Rupert was a sweet old man, and he lived well. Every day he would wake, shuffle his bottom to the edge of the creaky old single bed, and worm his misshapen feet into threadbare slippers. Groaning, he would heave his body off the mattress, and just stand for a moment, looking around himself. He would move his neck from side to side to hear the satisfying pops, and then twist his torso around as far as he could, so that his spine would crackle.
Feeling thoroughly stretched out, Rupert would reach for his frame – an ugly old thing, brought home from the hospital and never returned – and make his sluggish way to his cramped kitchen, drawers overflowing with all manner of kitchen implements. His breakfast would consist of oats zigzagged somewhat lavishly with local honey that Alma from downstairs would sell him every few months. If he was feeling particularly good, he might add a fresh strawberry to the side of his plate. He would take his time with eating, enjoying the feeling of the sun on his weathered skin as he sat in his favourite chair by the big window. He kept two small cacti in little bottles on the sill and he checked on them every morning, watering them every once in while.
He left his bowl at the other end of the table every morning, often forgetting it as he went to his day’s labor. Rupert would spend most of his days typing at his worn old typewriter, day after day, year after year. The typewriter itself had been a present from one of his colleagues a lifetime ago, the chair another (and though it clashed horribly with the peeling aqua paint of his wall, he couldn’t bear to part with it. He simply chose to cover the wall instead.)
Rupert had developed a nasty, wet kind of cough over a period of a few months. Never normally worried about this kind of common ailment, he had only sought medicine after Alma had warned him yet again of his steadily increasing frailty. Rupert had pooh-poohed her at the time, but heeded her advice eventually, somewhat concerned that this cough could impede his important work. Alma worried too damn much, he had conceded, always asking after his health, about when she could read some of what he was writing. He always managed to shake her off but he kept the bottle of bitter cough syrup beside the typewriter, swigging from it whenever he saw fit.
Every Friday, he would take the stack of papers from the table, seal them in envelopes and shuffle them down to the post office on the corner. Marie would give him her same crinkled smile and take his stack, and his few dollars extra from groceries every week. With his work done for another week, Rupert would head back to his apartment, whistling an old tune that he had once enjoyed.

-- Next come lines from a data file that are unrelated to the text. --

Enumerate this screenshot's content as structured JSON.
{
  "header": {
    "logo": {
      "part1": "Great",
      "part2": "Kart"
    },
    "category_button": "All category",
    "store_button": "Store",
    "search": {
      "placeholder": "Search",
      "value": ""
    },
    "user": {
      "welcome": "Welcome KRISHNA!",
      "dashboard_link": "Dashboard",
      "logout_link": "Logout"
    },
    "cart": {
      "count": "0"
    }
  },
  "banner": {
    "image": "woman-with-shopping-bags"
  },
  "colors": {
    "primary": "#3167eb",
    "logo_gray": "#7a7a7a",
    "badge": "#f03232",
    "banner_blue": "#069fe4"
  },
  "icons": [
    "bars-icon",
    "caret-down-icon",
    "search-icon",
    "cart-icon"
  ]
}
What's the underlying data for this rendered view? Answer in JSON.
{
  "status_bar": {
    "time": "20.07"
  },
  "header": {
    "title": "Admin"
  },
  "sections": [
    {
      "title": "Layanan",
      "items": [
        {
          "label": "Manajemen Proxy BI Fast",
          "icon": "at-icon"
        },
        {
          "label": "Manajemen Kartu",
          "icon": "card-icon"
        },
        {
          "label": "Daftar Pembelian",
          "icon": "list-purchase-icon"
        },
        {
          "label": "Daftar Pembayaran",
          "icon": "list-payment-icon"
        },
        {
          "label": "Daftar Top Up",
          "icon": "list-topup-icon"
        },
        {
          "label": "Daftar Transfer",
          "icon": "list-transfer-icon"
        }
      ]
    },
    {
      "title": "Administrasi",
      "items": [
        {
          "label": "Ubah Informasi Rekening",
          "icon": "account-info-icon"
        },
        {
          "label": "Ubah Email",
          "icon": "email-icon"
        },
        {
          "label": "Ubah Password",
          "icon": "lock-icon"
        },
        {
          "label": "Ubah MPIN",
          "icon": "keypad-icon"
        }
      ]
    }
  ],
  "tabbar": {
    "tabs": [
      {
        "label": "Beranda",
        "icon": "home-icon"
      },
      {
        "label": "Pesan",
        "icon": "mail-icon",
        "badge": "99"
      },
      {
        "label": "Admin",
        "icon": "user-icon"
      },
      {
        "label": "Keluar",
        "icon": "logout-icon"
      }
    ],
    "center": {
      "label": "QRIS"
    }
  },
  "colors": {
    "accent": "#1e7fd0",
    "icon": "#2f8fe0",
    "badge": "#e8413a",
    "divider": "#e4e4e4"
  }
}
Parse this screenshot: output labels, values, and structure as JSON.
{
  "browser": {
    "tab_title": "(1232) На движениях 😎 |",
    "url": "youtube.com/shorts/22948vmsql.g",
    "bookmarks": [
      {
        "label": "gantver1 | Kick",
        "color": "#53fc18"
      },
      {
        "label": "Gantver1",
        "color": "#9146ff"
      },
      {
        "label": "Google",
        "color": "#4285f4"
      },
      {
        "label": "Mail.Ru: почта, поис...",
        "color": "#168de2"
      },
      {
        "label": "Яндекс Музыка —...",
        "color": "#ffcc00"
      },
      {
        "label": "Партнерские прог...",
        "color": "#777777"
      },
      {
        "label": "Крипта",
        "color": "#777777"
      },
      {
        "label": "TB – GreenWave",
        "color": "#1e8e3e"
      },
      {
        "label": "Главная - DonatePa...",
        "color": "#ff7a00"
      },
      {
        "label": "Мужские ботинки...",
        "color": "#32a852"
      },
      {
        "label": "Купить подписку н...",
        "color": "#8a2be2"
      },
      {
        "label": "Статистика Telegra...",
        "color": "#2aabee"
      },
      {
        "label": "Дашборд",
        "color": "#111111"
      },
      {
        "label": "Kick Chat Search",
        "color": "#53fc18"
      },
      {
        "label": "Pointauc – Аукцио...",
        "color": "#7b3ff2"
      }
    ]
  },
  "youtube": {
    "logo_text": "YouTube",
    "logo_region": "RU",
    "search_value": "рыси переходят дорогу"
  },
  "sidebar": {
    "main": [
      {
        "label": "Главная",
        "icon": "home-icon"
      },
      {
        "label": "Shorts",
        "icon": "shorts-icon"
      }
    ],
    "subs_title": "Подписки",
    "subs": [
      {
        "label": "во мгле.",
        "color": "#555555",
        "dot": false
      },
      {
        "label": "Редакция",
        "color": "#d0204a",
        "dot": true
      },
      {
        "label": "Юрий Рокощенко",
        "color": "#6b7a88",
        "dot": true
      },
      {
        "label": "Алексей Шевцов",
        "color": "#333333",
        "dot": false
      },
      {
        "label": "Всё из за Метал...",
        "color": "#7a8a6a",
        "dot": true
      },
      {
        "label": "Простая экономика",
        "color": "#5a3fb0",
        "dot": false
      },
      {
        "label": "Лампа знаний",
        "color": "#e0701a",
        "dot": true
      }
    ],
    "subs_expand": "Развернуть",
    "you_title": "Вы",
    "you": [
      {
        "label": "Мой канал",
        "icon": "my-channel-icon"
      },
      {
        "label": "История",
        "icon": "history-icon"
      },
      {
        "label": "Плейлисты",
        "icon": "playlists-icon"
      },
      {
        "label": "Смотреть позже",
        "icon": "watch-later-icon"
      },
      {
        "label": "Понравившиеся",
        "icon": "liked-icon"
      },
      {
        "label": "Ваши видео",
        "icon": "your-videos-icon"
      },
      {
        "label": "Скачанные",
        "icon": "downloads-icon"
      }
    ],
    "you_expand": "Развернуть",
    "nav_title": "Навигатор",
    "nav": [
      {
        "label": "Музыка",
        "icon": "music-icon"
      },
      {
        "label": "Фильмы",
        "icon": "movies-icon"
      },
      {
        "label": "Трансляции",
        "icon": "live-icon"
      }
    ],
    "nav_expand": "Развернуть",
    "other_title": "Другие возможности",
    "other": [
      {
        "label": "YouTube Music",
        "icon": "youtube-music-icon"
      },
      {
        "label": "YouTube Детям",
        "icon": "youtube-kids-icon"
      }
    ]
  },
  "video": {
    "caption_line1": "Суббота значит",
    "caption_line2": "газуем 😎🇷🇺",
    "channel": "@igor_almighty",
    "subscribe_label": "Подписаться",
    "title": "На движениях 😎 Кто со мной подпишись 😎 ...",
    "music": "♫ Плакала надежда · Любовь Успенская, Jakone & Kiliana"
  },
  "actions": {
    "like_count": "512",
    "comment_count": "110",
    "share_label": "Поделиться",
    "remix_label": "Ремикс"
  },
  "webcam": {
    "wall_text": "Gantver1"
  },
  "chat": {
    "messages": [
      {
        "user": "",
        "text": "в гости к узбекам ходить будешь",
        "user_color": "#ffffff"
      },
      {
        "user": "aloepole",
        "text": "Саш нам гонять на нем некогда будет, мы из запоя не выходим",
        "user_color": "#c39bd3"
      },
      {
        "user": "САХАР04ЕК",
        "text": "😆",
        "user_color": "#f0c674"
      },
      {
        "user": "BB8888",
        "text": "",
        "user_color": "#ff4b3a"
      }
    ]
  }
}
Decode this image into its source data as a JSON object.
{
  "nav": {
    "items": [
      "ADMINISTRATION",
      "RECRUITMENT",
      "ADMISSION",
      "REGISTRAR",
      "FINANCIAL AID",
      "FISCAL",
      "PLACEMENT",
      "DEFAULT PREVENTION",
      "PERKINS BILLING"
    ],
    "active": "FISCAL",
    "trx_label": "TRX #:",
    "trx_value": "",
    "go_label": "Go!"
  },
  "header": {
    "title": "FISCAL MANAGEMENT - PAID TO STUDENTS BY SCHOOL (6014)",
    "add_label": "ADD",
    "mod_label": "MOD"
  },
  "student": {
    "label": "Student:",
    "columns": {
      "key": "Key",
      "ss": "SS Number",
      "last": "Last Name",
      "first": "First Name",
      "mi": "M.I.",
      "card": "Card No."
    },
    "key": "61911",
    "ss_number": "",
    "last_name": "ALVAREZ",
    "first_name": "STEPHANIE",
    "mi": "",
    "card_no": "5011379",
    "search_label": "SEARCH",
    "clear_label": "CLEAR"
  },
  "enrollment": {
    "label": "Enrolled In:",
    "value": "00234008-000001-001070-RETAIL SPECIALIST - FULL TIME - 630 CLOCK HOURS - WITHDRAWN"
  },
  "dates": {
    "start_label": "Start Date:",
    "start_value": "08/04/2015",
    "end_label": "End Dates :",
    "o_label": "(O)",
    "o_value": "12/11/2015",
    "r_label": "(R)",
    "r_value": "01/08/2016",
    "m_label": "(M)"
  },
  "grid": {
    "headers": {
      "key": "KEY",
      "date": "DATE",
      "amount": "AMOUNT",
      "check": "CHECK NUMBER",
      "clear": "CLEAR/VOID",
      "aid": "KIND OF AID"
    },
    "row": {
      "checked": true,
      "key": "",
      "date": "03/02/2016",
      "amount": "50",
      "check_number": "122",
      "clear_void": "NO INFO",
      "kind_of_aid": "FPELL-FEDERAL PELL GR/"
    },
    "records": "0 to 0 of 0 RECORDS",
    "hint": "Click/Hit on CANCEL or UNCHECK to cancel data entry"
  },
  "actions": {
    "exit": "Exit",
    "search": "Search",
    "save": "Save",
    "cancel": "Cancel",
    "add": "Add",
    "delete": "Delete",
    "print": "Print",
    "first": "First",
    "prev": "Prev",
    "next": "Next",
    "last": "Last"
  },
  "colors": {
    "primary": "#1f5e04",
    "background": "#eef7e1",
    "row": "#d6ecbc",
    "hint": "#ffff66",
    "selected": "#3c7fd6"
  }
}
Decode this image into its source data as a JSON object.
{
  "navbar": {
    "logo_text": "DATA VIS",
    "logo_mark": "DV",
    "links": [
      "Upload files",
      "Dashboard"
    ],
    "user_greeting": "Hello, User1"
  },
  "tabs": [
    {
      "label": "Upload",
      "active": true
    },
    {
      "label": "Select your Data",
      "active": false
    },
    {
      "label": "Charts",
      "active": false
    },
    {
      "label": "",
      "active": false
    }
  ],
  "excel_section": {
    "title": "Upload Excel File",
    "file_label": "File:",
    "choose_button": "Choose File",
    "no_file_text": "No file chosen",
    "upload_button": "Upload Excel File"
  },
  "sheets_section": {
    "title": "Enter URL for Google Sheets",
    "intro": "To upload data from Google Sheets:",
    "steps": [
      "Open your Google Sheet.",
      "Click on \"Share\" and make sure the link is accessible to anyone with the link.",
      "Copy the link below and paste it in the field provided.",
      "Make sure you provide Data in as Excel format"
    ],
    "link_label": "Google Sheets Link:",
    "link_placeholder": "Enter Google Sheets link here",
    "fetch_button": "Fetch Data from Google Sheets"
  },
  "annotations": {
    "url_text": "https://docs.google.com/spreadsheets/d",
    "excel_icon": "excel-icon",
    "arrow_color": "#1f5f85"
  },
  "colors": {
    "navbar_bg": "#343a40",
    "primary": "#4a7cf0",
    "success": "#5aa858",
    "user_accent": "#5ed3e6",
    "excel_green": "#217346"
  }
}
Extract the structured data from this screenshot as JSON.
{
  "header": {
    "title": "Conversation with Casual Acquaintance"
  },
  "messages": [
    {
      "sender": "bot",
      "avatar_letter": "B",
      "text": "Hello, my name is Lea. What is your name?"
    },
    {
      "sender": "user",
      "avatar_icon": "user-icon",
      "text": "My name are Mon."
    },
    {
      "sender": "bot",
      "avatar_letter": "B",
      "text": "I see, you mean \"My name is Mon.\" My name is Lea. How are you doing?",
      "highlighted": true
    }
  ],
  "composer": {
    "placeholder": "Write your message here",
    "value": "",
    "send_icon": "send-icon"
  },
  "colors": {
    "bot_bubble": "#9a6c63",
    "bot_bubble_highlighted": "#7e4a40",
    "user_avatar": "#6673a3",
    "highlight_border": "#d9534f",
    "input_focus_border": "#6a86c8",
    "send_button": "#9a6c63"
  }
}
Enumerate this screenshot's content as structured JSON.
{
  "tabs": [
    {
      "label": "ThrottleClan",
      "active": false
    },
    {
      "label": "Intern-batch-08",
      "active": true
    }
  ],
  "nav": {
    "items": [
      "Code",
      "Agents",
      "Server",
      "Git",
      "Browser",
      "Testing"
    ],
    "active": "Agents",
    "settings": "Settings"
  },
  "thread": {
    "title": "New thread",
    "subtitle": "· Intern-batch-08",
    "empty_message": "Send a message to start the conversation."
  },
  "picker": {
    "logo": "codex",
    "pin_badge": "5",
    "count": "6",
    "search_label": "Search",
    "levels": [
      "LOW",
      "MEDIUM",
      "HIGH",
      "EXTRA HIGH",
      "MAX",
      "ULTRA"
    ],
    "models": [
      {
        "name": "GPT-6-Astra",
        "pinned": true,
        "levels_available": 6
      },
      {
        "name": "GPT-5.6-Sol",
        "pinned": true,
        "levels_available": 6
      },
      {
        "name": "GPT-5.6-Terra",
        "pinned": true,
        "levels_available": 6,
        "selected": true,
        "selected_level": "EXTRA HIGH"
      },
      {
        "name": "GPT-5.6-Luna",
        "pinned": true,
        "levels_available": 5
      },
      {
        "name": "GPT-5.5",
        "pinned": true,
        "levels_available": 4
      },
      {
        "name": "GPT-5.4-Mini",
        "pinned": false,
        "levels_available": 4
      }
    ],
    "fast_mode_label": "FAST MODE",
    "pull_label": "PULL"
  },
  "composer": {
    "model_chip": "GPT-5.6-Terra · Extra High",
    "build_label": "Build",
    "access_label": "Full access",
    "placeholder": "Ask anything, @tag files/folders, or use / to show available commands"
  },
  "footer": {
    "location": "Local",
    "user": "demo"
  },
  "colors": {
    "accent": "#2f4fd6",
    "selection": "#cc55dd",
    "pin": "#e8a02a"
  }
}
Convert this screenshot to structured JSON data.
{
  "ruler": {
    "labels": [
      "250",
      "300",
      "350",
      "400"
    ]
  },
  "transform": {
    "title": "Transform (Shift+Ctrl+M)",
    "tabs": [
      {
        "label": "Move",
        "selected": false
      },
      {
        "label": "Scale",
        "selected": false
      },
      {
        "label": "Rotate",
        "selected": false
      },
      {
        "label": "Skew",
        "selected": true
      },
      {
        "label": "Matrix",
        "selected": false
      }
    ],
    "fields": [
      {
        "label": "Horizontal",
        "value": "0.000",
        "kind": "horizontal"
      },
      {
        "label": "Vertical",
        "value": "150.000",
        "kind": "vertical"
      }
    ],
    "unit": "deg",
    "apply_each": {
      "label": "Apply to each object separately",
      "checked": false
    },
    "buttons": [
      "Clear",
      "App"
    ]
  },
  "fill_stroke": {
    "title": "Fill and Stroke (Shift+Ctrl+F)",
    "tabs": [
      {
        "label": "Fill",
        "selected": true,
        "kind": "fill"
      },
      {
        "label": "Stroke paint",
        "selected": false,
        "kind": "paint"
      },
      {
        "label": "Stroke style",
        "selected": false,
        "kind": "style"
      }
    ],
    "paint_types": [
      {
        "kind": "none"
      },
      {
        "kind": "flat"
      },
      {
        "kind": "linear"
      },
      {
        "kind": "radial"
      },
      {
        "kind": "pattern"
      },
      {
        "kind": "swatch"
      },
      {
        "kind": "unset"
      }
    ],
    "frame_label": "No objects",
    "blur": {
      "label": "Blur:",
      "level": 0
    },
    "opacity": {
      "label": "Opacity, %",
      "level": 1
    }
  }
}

Rupert sat at that typewriter every day until the day that they pried his cold, dead fingers from the keys. The cough had become wetter and wetter until he had suffocated, some syrup still left in the bottle. In the typewriter was a half-finished letter to a little orphaned African boy named Jock, and beside it was a stack to at least five more children. Each one thanked them for their drawings and asked them all about their lives. It was clear, for a few moments at least, that Rupert had been someone very important to so many.
Alma knew this to be true and she began to pick up the letters that were dropped on his doorstep even months after his death, papering her kitchen walls with the drawings of children worlds away.